Article 28 of the Constitution bestows on every citizen the right to freedom of association. This includes the right to form and to join trade unions and political parties. There are certain legal restrictions on membership of trade unions and political parties for those employed by the armed forces, police, national security, the Prosecutor's Office and the judiciary. Restrictions also apply to members of the Constitutional Court. The activities of associations can only be suspended or prohibited through judicial proceedings and in cases prescribed by the law.

The Constitutional Court pointed out that the legislation in question goes further than suspending or prohibiting political party activities. It provides for the winding up of the political party. This is not mentioned in the Constitution. There are a number of reasons justifying winding up of political parties. If the political party in question is wound up as a result of a decision by the Constitutional Court, then the logics of Article 31 of the Constitution dictate that the prohibition of political party activity is the result of the winding-up. Winding up is realised by the state body and courts of general jurisdiction. A logical interpretation of Article 31 of the Constitution also dictates that participation in the political life of society and state consists simply of obligatory participation in elections to the National Assembly by the proportional list. The other problem with the legislation is that the property of the political party passes to the Republic of Armenia. This is deprivation of property and does not comply with the requirements of Article 31 of the Constitution, as it makes no reference to prohibition of the activities of a political party and any judicial proceedings.

The Constitutional Court found that the relevant provisions of the Law on Political Parties were not in accordance with the Constitution. They have made the process of prohibiting political parties' activities easier, by bypassing the Constitutional Court. The limitations on freedom of association envisaged by the Constitution have been transformed, in the Law on Political Parties, into measures, which effectively freeze that freedom, by the winding-up procedure. This becomes even more significant when the provisions of the law and its amendments are called upon in the case of re-registration. Even if a political party is wound up, it still continues to exist as a legal entity, under international practice.

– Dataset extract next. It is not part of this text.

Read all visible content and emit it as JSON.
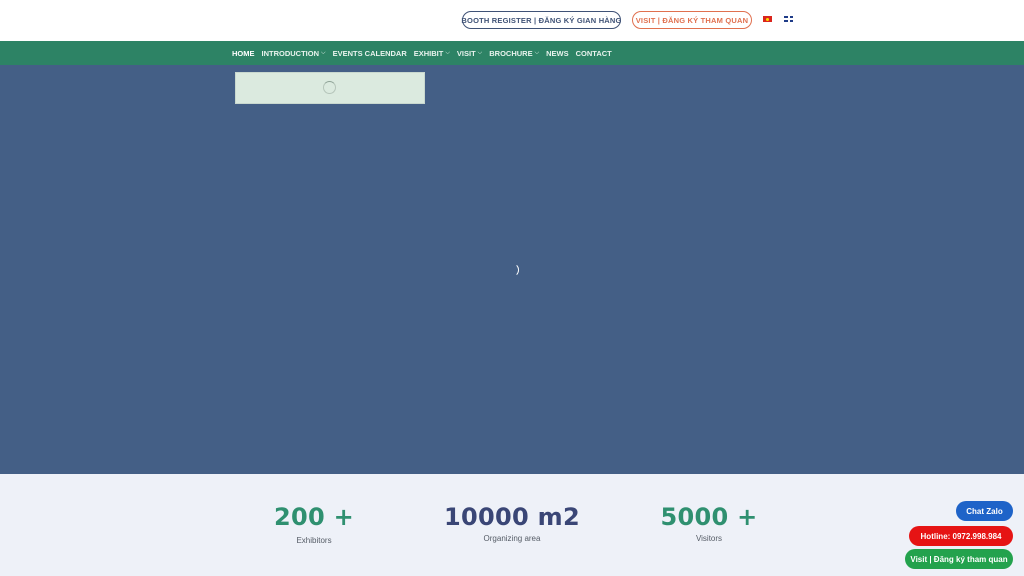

It will then continue in existence as a general association; it still keeps its property.

Subparagraphs 1, 2 and 3 of Article 31.2 do not conform to the requirements of  Articles 10 and  11 ECHR. Limitation of freedom of association does not meet the requirements of the case-law of the European Court of Human Rights. This provides that a political party's activities may only be cancelled in furtherance of a legal objective and where this is necessary for democratic society. No such objective can be discerned here.

Under Articles 8, 20 and 21 of the Law on Political Parties, the parties are free to define their modus operandi. They also participate in elections to state representative bodies; the nomination of candidates to the National Assembly and the Armenian Presidency is RA President is a party's right, not an obligation.

If, as subparagraphs 1, 2 and 3 of Article 31.2 envisage, parties which do not participate in the National Assembly as the result of elections carried out under the proportional system end up being wound up, this results in contradictory principles and regulation of legal relationships. This not only means that the law is disproportionate, but also jeopardises the right of freedom of association.

Jurisprudence from the European Court of Human Rights shows that cancellation and prohibition of party activities is possible only in exceptional cases, where the fundamental rights of citizens are in under threat. Encroachment on party activity must be in proportion to the goal which is to be achieved. Cancellation must be carried out by judicial process, within the framework of constitutional guarantees.

Analysis of Subparagraph 9, Article 15.2, Article 19.2, Article 5.5, as well as that of the other provisions mentioned above, demonstrates that winding up is based on the principle of free-will. It is not to become a tool to stamp out political party activity, without permission from the Constitutional Court.